If you own a home in Texas and are currently behind on your mortgage or facing foreclosure, you should try to learn as much as you can about how foreclosure works in the state of Texas.
What is Foreclosure?
Foreclosure refers to the legal process used by banks and lenders to take back property to secure a previous loan. This is typically done when the borrower stops making payments. As you might imagine, such a process is not pleasant. That being said, it could be worse and there are likely steps you can take to mitigate the damage depending on how soon you act. If you have specific questions and would like to talk to our team of experienced homebuyers in the Corpus Christi area, call our office at 361-223-6198.
The Basic Stages of Foreclosure
In the state of Texas, foreclosure can proceed in one of two ways: through a judicial sale or a power of sale. Either way, a foreclosure will not likely head to court until payments have elapsed for 3 to 6 or so months. Though this is not always the case, many banks/lenders will send out multiple notices that payments are overdue.
Power of Sale Foreclosure
This is the simpler form of foreclosure in the state of Texas. With a power of sale foreclosure:
- The courts are not required to be involved, although the process is subject to judicial review.
- The lender will serve the borrower with papers that demand payment and an official waiting period for that payment begins.
- If payment is not made during the waiting period, a deed of trust will be drawn up. This deed will transfer control of the house in question to a trustee.
- This trustee will then sell the house on behalf of the lender at a public auction.
- The mortgage lender is required to file a suit within the Texas court system.
- The homeowner then receives a letter from the court that will demand payment.
- The homeowner then has 30 days to bring the specified payment to the court.
- If no payment is made during that period, a judgment will be entered, and the lender will be allowed to sell the property. This sale is typically done through an auction.
- After the property has been sold, the sheriff will evict the former owner from the property.
With either type of foreclosure, anyone with an interest in the property itself must be notified. That would include any other banks or possibly contractors who have liens against the property. This is required so that they may collect what they are entitled to from the auction.

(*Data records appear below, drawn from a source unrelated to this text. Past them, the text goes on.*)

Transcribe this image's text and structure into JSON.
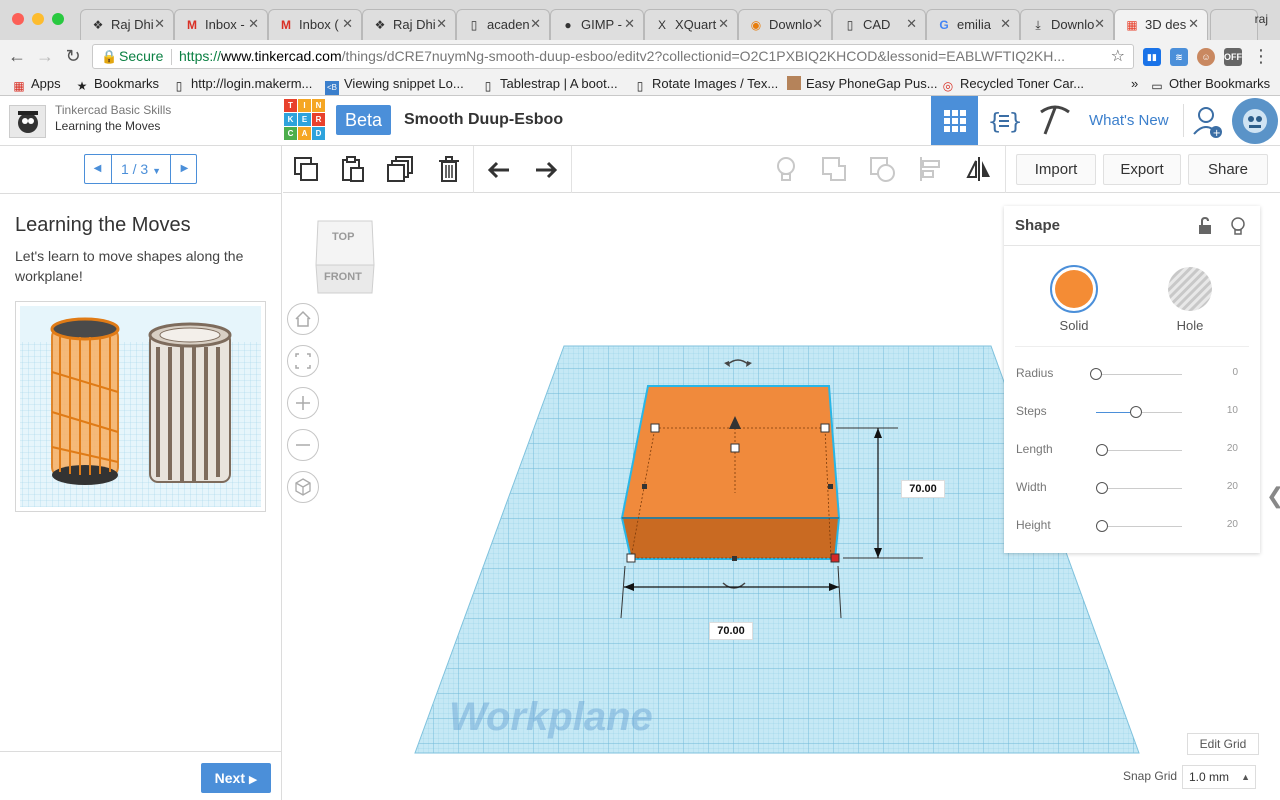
{
  "browser": {
    "tabs": [
      {
        "title": "Raj Dhi",
        "icon": "tinkercad-favicon"
      },
      {
        "title": "Inbox -",
        "icon": "gmail-favicon"
      },
      {
        "title": "Inbox (",
        "icon": "gmail-favicon"
      },
      {
        "title": "Raj Dhi",
        "icon": "tinkercad-favicon"
      },
      {
        "title": "acaden",
        "icon": "document-favicon"
      },
      {
        "title": "GIMP -",
        "icon": "gimp-favicon"
      },
      {
        "title": "XQuart",
        "icon": "xquartz-favicon"
      },
      {
        "title": "Downlo",
        "icon": "blender-favicon"
      },
      {
        "title": "CAD",
        "icon": "document-favicon"
      },
      {
        "title": "emilia",
        "icon": "google-favicon"
      },
      {
        "title": "Downlo",
        "icon": "download-favicon"
      },
      {
        "title": "3D des",
        "icon": "tinkercad-favicon",
        "active": true
      }
    ],
    "profile_name": "raj",
    "security_label": "Secure",
    "url_scheme": "https://",
    "url_host": "www.tinkercad.com",
    "url_path": "/things/dCRE7nuymNg-smooth-duup-esboo/editv2?collectionid=O2C1PXBIQ2KHCOD&lessonid=EABLWFTIQ2KH...",
    "bookmarks": [
      {
        "label": "Apps",
        "icon": "apps-grid-icon"
      },
      {
        "label": "Bookmarks",
        "icon": "star-icon"
      },
      {
        "label": "http://login.makerm...",
        "icon": "page-icon"
      },
      {
        "label": "Viewing snippet Lo...",
        "icon": "bootsnipp-icon"
      },
      {
        "label": "Tablestrap | A boot...",
        "icon": "page-icon"
      },
      {
        "label": "Rotate Images / Tex...",
        "icon": "page-icon"
      },
      {
        "label": "Easy PhoneGap Pus...",
        "icon": "photo-icon"
      },
      {
        "label": "Recycled Toner Car...",
        "icon": "recycle-icon"
      }
    ],
    "other_bookmarks": "Other Bookmarks",
    "overflow": "»"
  },
  "app": {
    "lesson_course": "Tinkercad Basic Skills",
    "lesson_name": "Learning the Moves",
    "logo_letters": [
      "TIN",
      "KER",
      "CAD"
    ],
    "beta_label": "Beta",
    "design_title": "Smooth Duup-Esboo",
    "whats_new": "What's New"
  },
  "lesson": {
    "pager": "1 / 3",
    "step_title": "Learning the Moves",
    "step_description": "Let's learn to move shapes along the workplane!",
    "next_label": "Next"
  },
  "toolbar": {
    "import": "Import",
    "export": "Export",
    "share": "Share"
  },
  "workspace": {
    "viewcube_top": "TOP",
    "viewcube_front": "FRONT",
    "dim_height": "70.00",
    "dim_width": "70.00",
    "workplane_label": "Workplane",
    "edit_grid": "Edit Grid",
    "snap_grid_label": "Snap Grid",
    "snap_grid_value": "1.0 mm"
  },
  "inspector": {
    "title": "Shape",
    "solid_label": "Solid",
    "hole_label": "Hole",
    "properties": [
      {
        "label": "Radius",
        "value": "0"
      },
      {
        "label": "Steps",
        "value": "10"
      },
      {
        "label": "Length",
        "value": "20"
      },
      {
        "label": "Width",
        "value": "20"
      },
      {
        "label": "Height",
        "value": "20"
      }
    ]
  },
  "colors": {
    "accent": "#4b8fd9",
    "shape_orange": "#f08a3c",
    "grid_blue": "#a9dbee"
  }
}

After the Foreclosure Auction
Once the auction is over and the foreclosure settled, the loan amount is paid off with the proceeds of the sale. In many instances, the proceeds from the auction end up not being enough to cover the loan. In this case, a deficiency judgment is issued against the borrower. This judgment allows the lender to go after you for the portion of the loan the sale of the property did not repay.
You cannot be certain how much a deficiency judgment will say you owe and what total value is used (the value of the house at the time of foreclosure or the amount of the original loan). For these reasons as well as many others, it is best to avoid a foreclosure auction.
An Alternative to the Foreclosure Auction
You absolutely want to take almost any option available to you to avoid a foreclosure auction. Your best bet, however, is to try to negotiate a discount off of what is owed by working with a professional firm like ACF Buys Homes that is familiar with the courts and banks in Texas. By enlisting the help of a reputable firm, you can ensure you sell your house for a better price than at an auction as well as get help negotiating a lower amount needed to avoid a deficiency judgment against you.
If you’d like to know more about how ACF Buys Homes can help you avoid foreclosure on your home in Corpus Christi or the surrounding area, call our office at 361-223-6198 or fill out the form on this page today.